Stored items from a collection
_ _ _ _

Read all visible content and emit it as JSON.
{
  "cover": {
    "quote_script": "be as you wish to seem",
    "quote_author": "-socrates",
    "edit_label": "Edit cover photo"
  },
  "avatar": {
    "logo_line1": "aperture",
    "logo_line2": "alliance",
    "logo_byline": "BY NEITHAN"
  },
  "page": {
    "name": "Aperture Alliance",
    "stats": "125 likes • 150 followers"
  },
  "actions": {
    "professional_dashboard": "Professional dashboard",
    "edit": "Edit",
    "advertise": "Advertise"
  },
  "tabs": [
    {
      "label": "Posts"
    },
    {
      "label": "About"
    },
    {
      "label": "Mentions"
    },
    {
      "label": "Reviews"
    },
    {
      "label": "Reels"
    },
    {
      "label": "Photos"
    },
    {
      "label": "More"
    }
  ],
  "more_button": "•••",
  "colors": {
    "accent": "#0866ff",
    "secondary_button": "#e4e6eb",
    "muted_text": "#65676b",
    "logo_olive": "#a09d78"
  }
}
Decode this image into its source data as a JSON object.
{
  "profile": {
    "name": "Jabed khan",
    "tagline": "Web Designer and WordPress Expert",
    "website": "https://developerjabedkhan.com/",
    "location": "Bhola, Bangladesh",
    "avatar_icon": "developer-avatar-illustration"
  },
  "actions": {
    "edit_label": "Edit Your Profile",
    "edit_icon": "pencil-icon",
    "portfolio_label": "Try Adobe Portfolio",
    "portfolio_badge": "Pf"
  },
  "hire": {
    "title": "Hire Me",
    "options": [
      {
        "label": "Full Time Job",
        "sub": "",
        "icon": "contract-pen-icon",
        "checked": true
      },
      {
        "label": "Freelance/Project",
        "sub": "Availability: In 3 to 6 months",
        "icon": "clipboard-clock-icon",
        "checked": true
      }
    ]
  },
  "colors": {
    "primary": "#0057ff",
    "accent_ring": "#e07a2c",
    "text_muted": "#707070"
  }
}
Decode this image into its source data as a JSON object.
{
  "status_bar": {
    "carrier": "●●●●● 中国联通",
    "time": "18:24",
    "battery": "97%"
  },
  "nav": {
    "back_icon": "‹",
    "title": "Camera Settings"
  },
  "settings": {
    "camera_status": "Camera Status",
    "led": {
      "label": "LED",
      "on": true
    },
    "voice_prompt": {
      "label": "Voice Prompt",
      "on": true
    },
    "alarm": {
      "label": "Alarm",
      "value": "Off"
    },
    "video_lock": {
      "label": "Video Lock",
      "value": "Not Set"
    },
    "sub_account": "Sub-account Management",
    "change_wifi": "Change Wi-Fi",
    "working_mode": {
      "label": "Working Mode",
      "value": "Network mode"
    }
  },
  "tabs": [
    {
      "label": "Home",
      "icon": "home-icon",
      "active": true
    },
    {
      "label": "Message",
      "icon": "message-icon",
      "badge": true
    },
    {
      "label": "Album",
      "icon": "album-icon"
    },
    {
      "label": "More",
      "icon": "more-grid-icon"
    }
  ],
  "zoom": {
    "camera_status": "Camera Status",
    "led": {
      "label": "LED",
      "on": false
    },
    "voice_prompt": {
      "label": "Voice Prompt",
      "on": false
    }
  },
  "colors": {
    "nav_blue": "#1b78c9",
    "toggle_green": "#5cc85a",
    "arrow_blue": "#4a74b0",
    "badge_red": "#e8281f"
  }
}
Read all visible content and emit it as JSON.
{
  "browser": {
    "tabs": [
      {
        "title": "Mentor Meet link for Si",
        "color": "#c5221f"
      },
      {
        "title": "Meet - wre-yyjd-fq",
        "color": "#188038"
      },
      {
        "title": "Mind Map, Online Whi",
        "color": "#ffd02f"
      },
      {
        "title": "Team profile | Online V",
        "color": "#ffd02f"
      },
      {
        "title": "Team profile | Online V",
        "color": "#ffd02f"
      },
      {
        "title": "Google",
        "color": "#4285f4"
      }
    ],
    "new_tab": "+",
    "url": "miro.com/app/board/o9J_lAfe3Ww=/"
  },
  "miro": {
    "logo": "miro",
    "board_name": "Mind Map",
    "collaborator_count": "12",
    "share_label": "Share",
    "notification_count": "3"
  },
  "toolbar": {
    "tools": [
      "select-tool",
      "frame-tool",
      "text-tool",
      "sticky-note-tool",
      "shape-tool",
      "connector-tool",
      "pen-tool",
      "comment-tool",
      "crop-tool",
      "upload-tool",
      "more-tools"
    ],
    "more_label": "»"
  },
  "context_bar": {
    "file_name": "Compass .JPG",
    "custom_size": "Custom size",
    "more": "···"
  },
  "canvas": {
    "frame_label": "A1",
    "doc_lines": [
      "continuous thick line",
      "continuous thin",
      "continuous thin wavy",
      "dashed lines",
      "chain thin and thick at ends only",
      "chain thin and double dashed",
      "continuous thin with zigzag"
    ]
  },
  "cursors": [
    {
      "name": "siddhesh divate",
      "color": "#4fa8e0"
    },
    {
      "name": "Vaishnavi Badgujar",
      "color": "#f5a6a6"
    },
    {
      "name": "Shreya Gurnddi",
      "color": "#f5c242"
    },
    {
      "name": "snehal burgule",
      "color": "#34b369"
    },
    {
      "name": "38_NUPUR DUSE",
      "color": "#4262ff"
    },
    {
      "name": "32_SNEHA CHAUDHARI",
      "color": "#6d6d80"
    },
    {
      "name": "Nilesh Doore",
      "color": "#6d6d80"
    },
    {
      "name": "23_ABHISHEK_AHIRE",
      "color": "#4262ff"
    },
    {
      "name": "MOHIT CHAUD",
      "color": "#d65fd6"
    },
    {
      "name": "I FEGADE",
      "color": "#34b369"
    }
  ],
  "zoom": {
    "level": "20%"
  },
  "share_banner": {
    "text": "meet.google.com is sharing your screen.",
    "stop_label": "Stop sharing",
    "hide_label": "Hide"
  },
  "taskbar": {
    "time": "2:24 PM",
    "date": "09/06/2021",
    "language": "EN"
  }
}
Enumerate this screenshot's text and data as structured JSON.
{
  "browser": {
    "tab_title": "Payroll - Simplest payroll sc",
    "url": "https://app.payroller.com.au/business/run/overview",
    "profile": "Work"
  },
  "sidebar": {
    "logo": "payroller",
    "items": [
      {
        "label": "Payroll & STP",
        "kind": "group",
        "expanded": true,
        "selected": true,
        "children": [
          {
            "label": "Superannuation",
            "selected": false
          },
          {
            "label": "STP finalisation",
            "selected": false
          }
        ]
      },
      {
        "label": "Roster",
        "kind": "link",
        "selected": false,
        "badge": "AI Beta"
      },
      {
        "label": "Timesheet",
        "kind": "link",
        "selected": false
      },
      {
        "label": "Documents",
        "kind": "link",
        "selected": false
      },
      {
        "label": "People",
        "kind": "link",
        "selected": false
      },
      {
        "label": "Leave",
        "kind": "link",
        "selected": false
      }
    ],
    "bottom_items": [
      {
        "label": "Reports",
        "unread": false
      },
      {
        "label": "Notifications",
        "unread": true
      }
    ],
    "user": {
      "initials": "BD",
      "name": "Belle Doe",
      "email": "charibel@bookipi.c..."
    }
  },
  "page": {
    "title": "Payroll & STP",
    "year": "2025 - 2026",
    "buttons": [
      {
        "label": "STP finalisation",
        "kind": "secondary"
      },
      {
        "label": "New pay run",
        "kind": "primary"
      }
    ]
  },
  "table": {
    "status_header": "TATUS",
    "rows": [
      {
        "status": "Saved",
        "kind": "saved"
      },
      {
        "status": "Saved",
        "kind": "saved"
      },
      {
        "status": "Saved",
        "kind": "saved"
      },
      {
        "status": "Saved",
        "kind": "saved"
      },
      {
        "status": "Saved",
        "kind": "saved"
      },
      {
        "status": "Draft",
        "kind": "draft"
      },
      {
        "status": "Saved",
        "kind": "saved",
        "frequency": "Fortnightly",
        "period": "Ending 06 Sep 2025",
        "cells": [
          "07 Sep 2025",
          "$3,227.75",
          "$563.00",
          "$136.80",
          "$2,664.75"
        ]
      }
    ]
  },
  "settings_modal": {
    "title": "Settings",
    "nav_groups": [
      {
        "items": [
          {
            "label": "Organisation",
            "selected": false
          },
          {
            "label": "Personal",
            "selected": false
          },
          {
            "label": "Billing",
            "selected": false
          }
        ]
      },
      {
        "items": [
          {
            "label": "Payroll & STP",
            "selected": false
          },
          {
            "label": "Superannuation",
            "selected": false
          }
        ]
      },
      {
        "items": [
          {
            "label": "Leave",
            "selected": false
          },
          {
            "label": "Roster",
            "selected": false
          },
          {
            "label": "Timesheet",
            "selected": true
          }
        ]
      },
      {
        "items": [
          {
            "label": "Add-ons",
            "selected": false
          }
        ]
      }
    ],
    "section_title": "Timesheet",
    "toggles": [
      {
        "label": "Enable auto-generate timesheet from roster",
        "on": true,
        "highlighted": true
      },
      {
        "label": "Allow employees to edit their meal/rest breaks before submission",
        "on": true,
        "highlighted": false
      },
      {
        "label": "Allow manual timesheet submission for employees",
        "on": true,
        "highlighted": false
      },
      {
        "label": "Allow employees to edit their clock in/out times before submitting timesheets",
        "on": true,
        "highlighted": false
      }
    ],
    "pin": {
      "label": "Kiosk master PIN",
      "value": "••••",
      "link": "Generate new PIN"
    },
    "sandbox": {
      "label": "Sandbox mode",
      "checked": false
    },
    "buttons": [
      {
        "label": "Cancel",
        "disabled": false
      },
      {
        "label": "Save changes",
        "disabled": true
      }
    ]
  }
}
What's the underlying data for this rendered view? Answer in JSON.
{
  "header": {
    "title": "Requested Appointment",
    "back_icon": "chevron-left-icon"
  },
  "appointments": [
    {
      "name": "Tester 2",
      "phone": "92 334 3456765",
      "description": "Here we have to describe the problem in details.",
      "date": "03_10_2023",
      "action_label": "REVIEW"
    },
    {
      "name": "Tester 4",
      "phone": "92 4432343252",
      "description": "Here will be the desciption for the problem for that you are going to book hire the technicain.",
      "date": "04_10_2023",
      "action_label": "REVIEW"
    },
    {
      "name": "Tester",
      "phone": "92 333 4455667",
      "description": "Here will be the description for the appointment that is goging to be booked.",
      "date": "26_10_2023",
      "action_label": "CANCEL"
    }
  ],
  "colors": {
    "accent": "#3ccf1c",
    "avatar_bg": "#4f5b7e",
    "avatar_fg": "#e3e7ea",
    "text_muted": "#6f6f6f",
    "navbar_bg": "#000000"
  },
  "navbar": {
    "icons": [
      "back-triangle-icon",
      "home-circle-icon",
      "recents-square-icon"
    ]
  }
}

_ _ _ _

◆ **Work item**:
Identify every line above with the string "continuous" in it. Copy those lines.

◆ **Response to the exercise**:
      "continuous thick line",
      "continuous thin",
      "continuous thin wavy",
      "continuous thin with zigzag"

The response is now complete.